call for papers
We accept long abstracts (up to 1,000 words) prepared for anonymous review. Submissions should be sent in a .doc or .pdf format to sarayATsfsu.edu, with the subject "foreigners in philosophy". Include your personal information in the body of the email (name, institutional affiliation, paper title, e-mail address). There will be a limited number of travel grants available for underemployed and graduate students. If you are interested in applying for a travel grant, please indicate so in your email, with a brief description of the reasons why you apply for it.
Deadline for submissions: February 4, 2016. Notifications will be sent by February 15.
Topics to consider include, but are not limited to:
A. Ontology and epistemology of the category of foreigner:
- How stable is it? If constructed, constructed by whom, in which contexts, for how long?
- Conditions under which being a foreigner gets to be part of someone’s identity
- Valence and social significance: is foreigner bad or good? Is it always bad or good? In which contexts is foreigner relevant and/or salient? In which contexts should/should not be salient? Who has the power to make it salient and in which contexts?
How does the category of foreigner interact with other socially relevant categories? In particular, how does it interact with some of the categories, like gender, race or (dis)ability, upon which we already know discrimination and disadvantage operate (in general and in our profession)?
C. Diversity in usage of English and the role of the English language in philosophy:
Much of the philosophy practice in many countries (also those with languages other than English as their official languages) is currently done in English, and there is a strong pressure on academics in general, and philosophers in particular, to publish in English. On the other hand, much of the conversations and discussions in the philosophy profession are done in spoken language (e.g., in classrooms, in conferences) as opposed to e.g. signed language. How do these two factors affect the practice of philosophy? Is there something the philosophy profession can and should do to make philosophy more language-inclusive?
Specific questions within this topic:
- Deaf Philosophy (as introduced by Teresa Blankmeyer Burke, 2014; 2015)
- Philosophy with an accent (non-native or regional accent; distinctive writing styles due to having English as a second language)
- Foreign philosophers and testimonial injustice: there is empirical evidence suggesting that non-native speakers are generally perceived as being less competent and less credible (Boyd 2003; Brown, Giles, and Thakerar 1985; Giles 1973). Is this also and/or especially affecting philosophers who are non-native speakers ?
- Are non-native speakers philosophers bringing with them intuitions and/or styles of reasoning (if not conceptual schemas) associated with their native language?

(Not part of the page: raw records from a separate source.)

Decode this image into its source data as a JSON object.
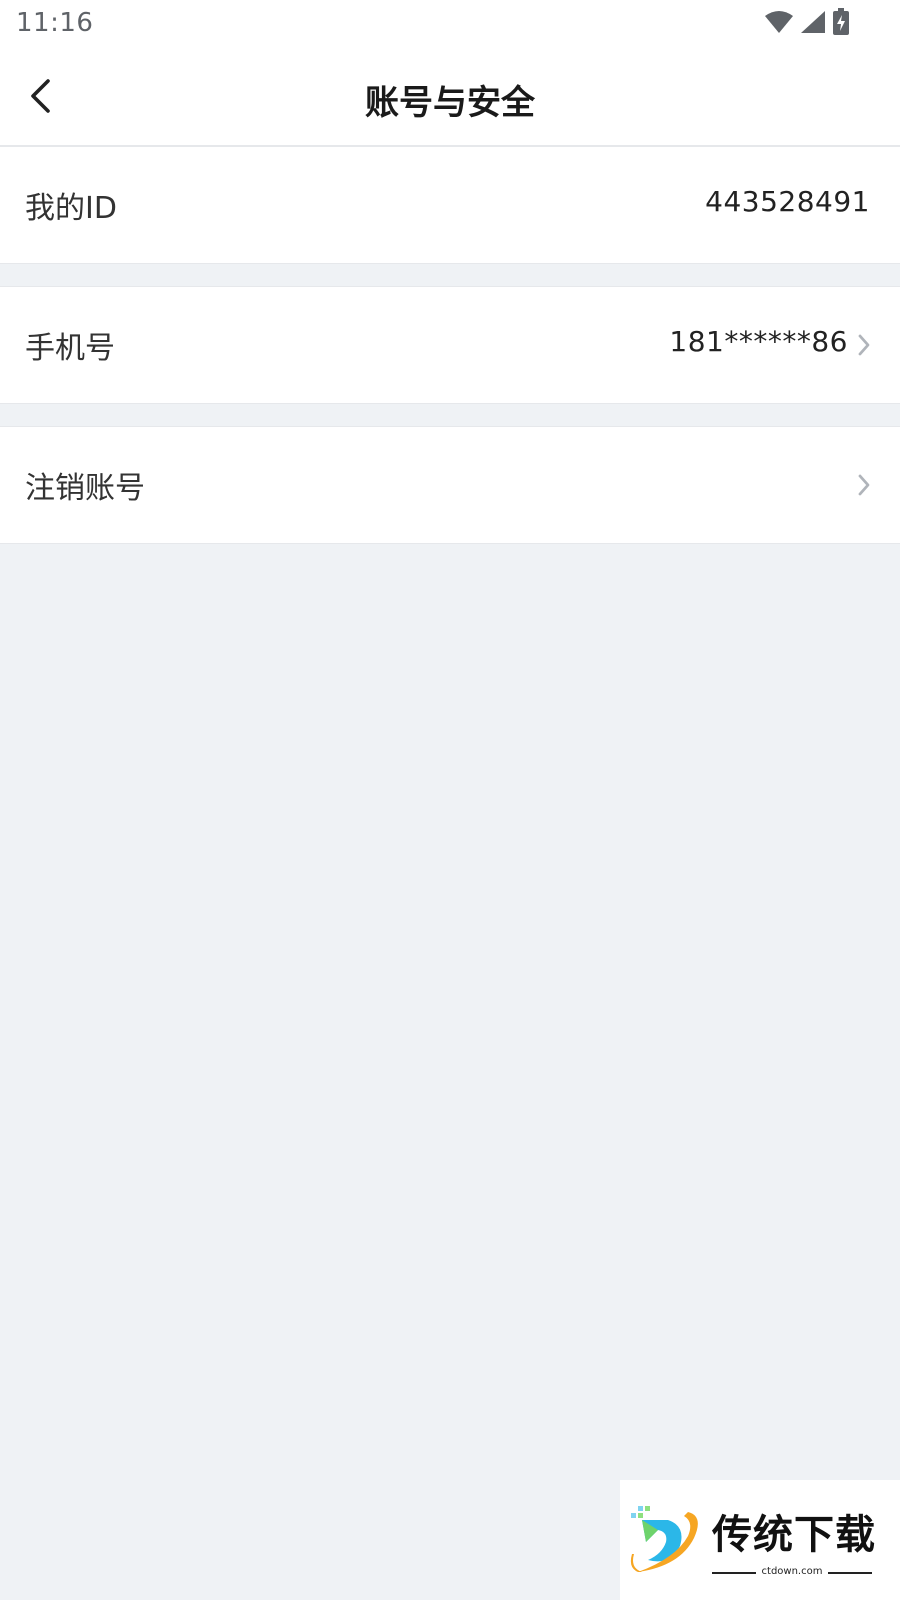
{
  "status_bar": {
    "time": "11:16",
    "icons": [
      "wifi-icon",
      "cell-signal-icon",
      "battery-charging-icon"
    ]
  },
  "nav": {
    "title": "账号与安全",
    "back_icon": "chevron-left-icon"
  },
  "rows": [
    {
      "label": "我的ID",
      "value": "443528491",
      "chevron": false
    },
    {
      "label": "手机号",
      "value": "181******86",
      "chevron": true
    },
    {
      "label": "注销账号",
      "value": "",
      "chevron": true
    }
  ],
  "watermark": {
    "text": "传统下载",
    "domain": "ctdown.com"
  },
  "colors": {
    "background": "#eff2f5",
    "surface": "#ffffff",
    "divider": "#e6e8eb",
    "text_primary": "#333333",
    "chevron": "#b0b4ba"
  }
}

- How much of the philosophy that is currently being done in English is shaped, not to say limited, even if slightly, by the (spoken) English language?
- How much language competence is necessary for philosophical competence? What is it meant by “language competence” in the philosophy practice?
D. Identity politics:
As opposed to the category of for example queer, (i) one could argue that in general there seem to be nothing positive about being a foreigner (except for very specific situations) that could be embraced as part of someone’s identity, and therefore as part of an identity politics, and (ii) it seems to be a temporal status ideally overcome, as opposed to a more or less stable property like properties associated with race/ethnicity, sex/gender, and other categories. How would a foreigner identity politics look like?
E. What is it like to be a foreigner in philosophy and academia?
Are there phenomena systematically affecting/involving international students, scholars and faculty that we would benefit from identifying and discussing? E.g., visa-related issues, micro-aggressions, credibility-challenging situations, language and cultural barriers. A relevant resource for this topic is the blog “What is it like to be a foreigner in academia?”
F. Being an foreigner as a metaphor:
An important element in the experience of people from minority groups, both in our profession and in general, is that of feeling and/or being treated as an outsider. When taking a course in philosophy or participating in a philosophy conference, people of color, women, trans*, LGBTQI and people with functional diversity find syllabi, lists of invited speakers and topics that do not represent them. Put in a stronger way, that exclude them. This exclusion likely causes in many a feeling of being an outsider, of not belonging. This is exactly the feeling that is arguably the most salient one associated with being a foreigner. How can the experience of foreigners help in our understanding of the experience of people from other minorities? How can a better understanding of the experiences of international students and scholars help us improve the climate for other minorities in our profession?